_Exercise instructions:_
The answer must be every line of the data that holds the word "subtitle".

------------------------------

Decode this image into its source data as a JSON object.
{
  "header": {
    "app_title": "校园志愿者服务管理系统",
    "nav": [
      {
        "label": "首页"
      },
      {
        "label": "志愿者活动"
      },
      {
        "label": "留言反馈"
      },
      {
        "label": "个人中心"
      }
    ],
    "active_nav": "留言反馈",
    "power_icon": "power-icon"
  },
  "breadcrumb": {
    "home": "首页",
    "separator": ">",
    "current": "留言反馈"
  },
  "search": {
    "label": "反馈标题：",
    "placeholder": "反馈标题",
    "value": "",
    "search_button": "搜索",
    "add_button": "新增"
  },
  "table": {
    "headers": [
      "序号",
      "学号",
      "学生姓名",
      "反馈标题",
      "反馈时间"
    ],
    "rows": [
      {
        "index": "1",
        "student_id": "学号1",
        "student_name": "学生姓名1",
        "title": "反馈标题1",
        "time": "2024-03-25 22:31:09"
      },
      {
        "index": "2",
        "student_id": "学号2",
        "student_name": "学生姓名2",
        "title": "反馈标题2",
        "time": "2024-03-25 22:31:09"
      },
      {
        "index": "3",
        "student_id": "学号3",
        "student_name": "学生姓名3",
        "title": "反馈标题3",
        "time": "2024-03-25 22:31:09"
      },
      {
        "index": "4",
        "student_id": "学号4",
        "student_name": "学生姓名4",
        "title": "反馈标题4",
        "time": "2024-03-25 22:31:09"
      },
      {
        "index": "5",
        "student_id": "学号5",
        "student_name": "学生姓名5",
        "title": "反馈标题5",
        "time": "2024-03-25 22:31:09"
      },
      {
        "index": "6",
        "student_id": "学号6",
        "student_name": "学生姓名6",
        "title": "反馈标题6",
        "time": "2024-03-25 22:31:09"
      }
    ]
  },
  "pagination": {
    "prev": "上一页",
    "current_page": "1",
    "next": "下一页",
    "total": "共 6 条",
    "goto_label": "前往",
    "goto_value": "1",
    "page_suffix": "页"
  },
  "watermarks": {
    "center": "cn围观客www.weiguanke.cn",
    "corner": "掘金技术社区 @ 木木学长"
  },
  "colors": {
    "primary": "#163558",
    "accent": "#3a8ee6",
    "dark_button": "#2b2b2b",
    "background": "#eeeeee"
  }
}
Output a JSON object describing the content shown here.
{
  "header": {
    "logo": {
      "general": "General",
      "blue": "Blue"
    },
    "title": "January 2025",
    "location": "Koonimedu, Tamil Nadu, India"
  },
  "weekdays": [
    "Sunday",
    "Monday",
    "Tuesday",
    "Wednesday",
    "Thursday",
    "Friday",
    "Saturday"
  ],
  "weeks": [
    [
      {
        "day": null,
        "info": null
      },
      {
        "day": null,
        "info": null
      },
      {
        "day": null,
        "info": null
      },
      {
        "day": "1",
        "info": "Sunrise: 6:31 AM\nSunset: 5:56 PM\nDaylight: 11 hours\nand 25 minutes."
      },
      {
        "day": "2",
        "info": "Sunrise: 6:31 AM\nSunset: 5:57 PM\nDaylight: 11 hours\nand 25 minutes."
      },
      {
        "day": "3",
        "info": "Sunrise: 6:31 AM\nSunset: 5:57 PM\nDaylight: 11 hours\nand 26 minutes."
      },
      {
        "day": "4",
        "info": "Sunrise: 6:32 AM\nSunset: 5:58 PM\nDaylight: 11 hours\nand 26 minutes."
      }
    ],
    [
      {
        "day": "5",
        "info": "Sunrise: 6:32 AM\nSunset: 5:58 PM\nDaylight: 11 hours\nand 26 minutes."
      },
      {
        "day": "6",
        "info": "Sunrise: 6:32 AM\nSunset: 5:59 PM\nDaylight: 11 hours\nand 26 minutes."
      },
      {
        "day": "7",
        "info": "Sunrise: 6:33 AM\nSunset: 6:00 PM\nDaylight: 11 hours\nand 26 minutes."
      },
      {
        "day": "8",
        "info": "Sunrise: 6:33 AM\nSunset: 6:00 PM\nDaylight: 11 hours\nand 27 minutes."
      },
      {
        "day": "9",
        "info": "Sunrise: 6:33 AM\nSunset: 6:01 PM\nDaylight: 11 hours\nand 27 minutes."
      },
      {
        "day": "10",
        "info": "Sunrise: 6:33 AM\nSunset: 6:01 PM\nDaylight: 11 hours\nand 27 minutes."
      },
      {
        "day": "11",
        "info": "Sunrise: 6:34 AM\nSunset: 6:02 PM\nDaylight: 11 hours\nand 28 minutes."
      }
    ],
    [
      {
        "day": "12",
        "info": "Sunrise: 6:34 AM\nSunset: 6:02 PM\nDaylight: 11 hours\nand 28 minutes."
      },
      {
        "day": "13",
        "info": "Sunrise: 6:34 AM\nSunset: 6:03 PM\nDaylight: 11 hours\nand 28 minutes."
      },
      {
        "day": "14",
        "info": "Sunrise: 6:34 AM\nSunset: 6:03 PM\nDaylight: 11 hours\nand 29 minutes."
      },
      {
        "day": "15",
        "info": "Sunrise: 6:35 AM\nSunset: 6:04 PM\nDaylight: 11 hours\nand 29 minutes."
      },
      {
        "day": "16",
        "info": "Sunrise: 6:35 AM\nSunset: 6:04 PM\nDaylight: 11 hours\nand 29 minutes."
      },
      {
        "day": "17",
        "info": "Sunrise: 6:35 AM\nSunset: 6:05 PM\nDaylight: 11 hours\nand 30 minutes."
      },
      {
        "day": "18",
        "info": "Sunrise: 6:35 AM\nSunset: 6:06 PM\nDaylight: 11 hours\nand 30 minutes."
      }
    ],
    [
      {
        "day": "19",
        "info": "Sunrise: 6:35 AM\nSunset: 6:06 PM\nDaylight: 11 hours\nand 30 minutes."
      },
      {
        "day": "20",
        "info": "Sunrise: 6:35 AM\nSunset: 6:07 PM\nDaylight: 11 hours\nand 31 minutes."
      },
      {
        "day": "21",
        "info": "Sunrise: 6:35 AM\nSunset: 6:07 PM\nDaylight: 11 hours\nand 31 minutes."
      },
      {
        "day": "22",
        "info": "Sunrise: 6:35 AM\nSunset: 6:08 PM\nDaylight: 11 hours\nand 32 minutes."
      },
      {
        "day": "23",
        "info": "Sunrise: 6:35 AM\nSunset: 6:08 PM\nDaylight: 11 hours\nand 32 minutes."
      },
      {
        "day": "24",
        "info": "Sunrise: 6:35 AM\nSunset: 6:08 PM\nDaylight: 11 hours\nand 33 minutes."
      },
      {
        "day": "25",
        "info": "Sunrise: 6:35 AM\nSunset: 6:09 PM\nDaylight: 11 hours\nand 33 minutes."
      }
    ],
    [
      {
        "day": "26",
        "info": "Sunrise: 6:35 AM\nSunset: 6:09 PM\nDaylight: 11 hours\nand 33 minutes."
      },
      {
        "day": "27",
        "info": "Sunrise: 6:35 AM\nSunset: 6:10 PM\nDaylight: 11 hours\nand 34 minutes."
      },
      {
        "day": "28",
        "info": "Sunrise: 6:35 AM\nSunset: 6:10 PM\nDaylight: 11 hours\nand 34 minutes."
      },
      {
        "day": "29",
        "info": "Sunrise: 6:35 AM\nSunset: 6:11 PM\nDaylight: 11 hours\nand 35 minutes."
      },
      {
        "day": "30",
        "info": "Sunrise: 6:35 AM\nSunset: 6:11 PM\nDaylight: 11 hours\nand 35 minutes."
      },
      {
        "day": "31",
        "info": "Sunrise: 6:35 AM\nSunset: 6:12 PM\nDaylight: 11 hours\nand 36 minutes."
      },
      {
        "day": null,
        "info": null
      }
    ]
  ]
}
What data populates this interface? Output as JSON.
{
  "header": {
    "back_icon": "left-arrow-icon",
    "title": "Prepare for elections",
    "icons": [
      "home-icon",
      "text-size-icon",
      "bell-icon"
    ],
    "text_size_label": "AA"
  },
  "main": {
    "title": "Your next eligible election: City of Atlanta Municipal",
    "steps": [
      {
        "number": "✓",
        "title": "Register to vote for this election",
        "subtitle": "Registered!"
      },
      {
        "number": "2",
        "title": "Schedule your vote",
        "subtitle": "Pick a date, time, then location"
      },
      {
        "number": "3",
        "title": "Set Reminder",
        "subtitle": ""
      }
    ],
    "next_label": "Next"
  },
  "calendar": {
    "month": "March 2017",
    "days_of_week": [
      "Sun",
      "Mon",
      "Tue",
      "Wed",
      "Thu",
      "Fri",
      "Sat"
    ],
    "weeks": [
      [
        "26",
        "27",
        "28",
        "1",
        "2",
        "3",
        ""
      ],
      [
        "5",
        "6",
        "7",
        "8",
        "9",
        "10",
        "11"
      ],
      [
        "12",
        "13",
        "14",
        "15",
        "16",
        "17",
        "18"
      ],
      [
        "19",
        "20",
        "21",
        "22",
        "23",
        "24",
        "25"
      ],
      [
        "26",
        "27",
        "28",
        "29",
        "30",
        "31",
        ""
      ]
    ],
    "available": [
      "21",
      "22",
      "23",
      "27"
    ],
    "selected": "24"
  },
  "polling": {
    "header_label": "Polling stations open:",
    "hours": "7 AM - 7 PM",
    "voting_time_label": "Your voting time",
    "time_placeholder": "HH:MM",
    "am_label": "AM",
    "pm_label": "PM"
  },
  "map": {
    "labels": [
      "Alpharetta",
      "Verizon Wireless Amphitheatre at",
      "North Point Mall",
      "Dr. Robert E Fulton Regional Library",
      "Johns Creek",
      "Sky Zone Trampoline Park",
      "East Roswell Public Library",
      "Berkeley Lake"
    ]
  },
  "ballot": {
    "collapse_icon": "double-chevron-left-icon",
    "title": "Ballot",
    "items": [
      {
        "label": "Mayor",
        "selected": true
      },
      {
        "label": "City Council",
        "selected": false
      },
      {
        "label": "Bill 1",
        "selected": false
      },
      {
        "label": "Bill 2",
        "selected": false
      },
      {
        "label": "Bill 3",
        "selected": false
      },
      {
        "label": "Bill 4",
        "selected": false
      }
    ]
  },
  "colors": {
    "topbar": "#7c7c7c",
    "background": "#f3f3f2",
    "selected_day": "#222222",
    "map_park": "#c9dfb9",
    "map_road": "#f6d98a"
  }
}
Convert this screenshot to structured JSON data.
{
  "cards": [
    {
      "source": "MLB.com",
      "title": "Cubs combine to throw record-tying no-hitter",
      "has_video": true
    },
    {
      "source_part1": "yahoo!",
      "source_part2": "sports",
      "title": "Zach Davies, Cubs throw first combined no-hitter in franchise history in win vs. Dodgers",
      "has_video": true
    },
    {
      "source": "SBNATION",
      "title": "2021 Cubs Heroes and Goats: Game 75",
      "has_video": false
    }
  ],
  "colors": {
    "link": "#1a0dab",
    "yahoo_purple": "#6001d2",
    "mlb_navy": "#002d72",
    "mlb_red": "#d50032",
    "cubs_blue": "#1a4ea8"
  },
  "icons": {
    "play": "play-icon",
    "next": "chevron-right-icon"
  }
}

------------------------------

_Answer to this task:_
        "subtitle": "Registered!"
        "subtitle": "Pick a date, time, then location"
        "subtitle": ""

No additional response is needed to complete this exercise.